A vicious Arctic wind blew across the north east of the United States last night, killing six people and leaving New York city with its coldest overnight temperatures since records began in 1893.
With temperatures as low as -40C (-40F) in some areas the New York police department scoured the streets, rounding up homeless people and taking them to shelters.
"Any exposed skin can freeze in less than 30 minutes," said a weather forecaster, Scott Reynolds.
In Michigan, where 10 inches of snow north of Detroit made roads dangerous, the storm has claimed at least five lives, authorities said this week.
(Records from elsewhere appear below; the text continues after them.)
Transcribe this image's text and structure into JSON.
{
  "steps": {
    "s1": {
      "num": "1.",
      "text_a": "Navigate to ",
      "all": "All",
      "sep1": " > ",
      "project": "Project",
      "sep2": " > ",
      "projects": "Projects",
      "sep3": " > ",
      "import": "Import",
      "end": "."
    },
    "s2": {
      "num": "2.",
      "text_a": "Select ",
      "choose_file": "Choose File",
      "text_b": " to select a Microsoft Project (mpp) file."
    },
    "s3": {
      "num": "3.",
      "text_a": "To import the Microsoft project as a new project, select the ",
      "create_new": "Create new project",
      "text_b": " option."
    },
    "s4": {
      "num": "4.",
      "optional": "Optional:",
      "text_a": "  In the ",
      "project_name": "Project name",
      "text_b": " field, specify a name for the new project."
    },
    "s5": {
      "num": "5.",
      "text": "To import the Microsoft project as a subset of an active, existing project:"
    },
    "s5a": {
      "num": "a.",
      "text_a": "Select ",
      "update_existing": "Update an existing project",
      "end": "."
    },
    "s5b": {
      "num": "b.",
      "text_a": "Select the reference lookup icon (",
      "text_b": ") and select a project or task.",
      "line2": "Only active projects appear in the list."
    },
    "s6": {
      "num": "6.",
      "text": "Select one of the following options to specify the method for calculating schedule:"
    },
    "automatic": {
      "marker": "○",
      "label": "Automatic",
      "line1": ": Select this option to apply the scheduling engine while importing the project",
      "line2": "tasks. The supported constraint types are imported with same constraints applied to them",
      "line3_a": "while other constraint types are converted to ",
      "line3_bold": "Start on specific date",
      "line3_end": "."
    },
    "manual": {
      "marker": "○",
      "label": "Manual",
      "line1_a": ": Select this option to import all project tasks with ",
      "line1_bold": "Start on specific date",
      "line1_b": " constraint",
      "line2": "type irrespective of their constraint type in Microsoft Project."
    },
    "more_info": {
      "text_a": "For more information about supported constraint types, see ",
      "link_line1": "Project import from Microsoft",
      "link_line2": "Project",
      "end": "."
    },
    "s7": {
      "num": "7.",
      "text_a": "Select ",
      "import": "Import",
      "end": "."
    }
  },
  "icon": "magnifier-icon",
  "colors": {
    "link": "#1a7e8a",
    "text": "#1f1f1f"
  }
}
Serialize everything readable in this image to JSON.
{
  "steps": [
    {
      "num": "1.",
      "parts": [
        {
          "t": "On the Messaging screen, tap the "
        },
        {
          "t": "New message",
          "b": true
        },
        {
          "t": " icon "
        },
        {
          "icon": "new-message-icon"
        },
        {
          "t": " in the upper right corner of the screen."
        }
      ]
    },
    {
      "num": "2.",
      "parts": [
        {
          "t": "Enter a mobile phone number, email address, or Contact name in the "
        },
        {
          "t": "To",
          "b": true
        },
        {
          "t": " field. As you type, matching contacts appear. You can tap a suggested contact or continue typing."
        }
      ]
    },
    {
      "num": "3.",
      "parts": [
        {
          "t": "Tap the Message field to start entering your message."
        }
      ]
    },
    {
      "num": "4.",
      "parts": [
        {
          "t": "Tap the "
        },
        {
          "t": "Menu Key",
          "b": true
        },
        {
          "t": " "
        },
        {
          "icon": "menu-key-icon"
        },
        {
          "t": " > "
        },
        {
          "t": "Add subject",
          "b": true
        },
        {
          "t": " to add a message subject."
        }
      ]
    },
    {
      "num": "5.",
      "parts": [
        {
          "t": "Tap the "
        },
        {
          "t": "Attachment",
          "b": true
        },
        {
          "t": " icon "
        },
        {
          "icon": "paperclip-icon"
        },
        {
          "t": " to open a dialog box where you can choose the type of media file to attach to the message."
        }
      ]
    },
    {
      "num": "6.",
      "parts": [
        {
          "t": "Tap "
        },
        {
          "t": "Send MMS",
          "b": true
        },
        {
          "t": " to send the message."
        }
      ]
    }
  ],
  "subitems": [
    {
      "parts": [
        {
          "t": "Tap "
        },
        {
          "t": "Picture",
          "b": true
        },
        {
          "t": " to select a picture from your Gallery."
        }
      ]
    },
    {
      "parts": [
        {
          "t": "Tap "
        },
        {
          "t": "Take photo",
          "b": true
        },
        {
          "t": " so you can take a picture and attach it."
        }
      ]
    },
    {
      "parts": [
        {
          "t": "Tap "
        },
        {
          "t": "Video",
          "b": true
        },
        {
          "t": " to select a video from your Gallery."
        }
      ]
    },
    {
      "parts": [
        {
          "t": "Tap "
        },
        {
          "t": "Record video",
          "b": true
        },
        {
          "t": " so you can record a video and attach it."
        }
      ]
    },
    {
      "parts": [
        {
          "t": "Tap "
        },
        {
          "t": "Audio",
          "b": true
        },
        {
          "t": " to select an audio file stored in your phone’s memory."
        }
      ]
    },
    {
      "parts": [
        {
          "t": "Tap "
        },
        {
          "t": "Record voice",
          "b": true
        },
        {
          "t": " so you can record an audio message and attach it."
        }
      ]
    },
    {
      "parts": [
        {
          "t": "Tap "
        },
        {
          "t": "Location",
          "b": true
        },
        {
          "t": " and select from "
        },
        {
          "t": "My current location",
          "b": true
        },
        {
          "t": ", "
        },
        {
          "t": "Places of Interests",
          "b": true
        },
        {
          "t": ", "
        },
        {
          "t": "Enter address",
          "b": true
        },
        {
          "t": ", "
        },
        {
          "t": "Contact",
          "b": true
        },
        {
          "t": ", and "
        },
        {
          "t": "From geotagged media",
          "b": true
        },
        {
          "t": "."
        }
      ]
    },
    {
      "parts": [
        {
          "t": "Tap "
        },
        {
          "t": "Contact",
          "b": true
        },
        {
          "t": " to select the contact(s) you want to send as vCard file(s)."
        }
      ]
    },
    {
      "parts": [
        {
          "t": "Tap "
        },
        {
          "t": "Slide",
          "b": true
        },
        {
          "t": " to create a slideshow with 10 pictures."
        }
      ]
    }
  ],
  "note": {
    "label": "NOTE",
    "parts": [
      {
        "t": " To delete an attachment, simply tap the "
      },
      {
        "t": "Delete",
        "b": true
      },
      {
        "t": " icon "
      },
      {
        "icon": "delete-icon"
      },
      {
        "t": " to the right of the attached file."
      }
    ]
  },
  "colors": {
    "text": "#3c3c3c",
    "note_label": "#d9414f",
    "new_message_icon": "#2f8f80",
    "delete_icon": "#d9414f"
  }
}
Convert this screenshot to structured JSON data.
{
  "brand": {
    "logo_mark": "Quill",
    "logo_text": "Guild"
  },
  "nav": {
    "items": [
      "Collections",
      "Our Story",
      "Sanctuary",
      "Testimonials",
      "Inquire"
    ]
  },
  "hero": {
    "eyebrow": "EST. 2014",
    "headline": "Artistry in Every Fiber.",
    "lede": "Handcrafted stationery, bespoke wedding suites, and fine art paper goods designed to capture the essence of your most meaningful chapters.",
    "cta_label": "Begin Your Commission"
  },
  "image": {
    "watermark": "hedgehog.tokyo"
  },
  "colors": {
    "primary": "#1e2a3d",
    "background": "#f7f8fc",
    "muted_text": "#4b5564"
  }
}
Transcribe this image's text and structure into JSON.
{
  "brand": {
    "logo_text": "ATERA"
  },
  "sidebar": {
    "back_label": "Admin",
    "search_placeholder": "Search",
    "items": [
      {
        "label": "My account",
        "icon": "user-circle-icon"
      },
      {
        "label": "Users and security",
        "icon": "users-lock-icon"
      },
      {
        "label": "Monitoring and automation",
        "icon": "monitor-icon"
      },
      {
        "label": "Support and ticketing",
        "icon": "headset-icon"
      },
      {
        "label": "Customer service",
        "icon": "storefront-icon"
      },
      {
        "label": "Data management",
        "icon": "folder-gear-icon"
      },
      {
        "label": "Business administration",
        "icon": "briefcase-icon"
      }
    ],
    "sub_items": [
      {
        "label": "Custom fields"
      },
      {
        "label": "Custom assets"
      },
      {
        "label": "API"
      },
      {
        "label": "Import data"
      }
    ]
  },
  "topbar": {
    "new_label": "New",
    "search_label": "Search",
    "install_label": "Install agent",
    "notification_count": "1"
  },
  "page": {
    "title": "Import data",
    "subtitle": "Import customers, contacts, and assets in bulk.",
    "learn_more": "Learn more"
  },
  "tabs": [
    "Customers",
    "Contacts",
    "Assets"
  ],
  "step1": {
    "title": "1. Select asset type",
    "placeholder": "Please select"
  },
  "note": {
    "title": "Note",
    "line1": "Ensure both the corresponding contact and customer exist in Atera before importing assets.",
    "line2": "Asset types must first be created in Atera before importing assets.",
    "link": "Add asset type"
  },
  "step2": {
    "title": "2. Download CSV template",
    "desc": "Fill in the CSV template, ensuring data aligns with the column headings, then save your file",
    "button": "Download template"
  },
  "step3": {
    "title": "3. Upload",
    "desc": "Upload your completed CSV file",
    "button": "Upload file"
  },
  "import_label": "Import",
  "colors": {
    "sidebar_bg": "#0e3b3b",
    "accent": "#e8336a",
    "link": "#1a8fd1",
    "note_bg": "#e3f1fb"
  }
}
Some died while clearing the snow and others were killed in storm-related crashes.
One hiker in the White Mountains in New Hampshire, who had been out since Monday, was also found dead.
"We are basically experiencing right now the same temperatures as they would up in the Arctic circle range in Canada, up in the Northwest territories or even up toward the pole," Tim Markle, a meteorologist at the Mount Washington Observatory in New Hampshire, said.
"That's very unusual for up here," he added.